Does he still have the same speed/burst he did before the knee injury? In my non-expert, but somewhat-informed opinion: yes. Not only did Griffin look powerful and fast in spring practices, he appeared fresh and decisive. One play above all stands out to me from the spring: in a live-scrimmage situation, the offense had ventured onto the opposite side of the field, driving to the end zone. On a wheel route – one of Perkins’ signature plays, funnily enough – quarterback Tyler Russell tossed it to Griffin, who then streaked 30 yards down the left sideline, past linebackers and defensive backs, flew through the corner by the pylon, tossed the ball over his shoulder and unleashed a flurry of Manny Pacquiao-style punches on the fence separating the football field from the tennis courts. That’s when I knew: he’s still got it.
The second question may have more to do with Perkins than Griffin, but it asks which, if either, can be the full-time back. Let me preface this by saying both of them will get a healthy heaping of carries this year and I’m not sure there will be that much separation between the two when it’s all over. So, let’s start by looking at what we have: numbers. The sample sizes aren’t exactly apples to apples, but hey, it’s what we’ve got.

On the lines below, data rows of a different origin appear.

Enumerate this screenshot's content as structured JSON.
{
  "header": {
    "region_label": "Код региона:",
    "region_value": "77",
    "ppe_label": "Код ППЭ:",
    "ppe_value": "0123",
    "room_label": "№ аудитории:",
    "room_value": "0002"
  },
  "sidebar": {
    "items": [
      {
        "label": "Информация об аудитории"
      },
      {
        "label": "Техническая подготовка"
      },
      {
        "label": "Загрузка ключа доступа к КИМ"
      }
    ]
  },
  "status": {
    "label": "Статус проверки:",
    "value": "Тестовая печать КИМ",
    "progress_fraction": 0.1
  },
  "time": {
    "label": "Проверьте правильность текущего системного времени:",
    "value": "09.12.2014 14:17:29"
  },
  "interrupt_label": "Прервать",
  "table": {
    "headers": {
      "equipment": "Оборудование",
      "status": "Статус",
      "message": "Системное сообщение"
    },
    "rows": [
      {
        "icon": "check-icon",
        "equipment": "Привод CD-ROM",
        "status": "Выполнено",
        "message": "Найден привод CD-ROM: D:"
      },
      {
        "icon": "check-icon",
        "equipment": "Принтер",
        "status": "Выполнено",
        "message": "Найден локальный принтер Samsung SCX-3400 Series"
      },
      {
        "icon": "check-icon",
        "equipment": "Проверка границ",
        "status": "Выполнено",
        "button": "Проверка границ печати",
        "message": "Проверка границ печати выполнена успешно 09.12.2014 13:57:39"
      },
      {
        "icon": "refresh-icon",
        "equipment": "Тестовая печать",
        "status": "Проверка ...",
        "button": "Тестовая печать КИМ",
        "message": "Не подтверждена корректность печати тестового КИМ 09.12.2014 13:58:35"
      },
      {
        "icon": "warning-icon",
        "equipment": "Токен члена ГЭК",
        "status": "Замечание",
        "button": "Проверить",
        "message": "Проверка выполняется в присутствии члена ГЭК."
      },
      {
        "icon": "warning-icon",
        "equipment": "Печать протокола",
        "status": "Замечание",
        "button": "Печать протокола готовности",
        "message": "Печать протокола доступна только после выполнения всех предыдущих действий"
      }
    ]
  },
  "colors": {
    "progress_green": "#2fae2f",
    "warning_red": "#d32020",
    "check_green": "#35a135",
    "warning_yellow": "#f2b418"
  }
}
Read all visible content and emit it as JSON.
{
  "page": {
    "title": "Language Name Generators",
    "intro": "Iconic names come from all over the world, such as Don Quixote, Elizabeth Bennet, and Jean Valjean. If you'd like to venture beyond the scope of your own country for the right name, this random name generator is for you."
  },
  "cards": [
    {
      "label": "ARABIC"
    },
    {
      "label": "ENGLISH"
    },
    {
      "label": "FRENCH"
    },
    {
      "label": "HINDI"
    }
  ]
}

In 13 games of action in 2011, Perkins rushed 87 times for 422 yards and two touchdowns. Griffin, who only saw action in five games, mostly in mop-up duty, rushed 16 times for 108 yards and one touchdown. It’s an uneven sampling, sure, but at 6.8 yards per carry, Griffin averaged nearly two more YPC than Perkins’ 4.9, and was exactly one yard shy of Jameon Lewis, who led the team with a 7.8 yard average on his 11 carries.
There’s the argument that Perkins brings more to the passing game, and he is certainly adept in that area, but his reputation may have outgrown his production. He had 13 receptions for 59 yards last season (a 4.5 yard average), compared to 20 for 187 yards for Ballard (9.4).
Don’t get me wrong, this is no knock on Perkins, and I expect all running backs to be better in 2012 with a healthy offensive line and a more dangerous passing game to keep defenses honest. But if I’m betting my worn-out shoes on anyone, I think Griffin ends the season as the team’s top rusher, both in yards and touchdowns.
If nothing else, he’s awesome on Twitter.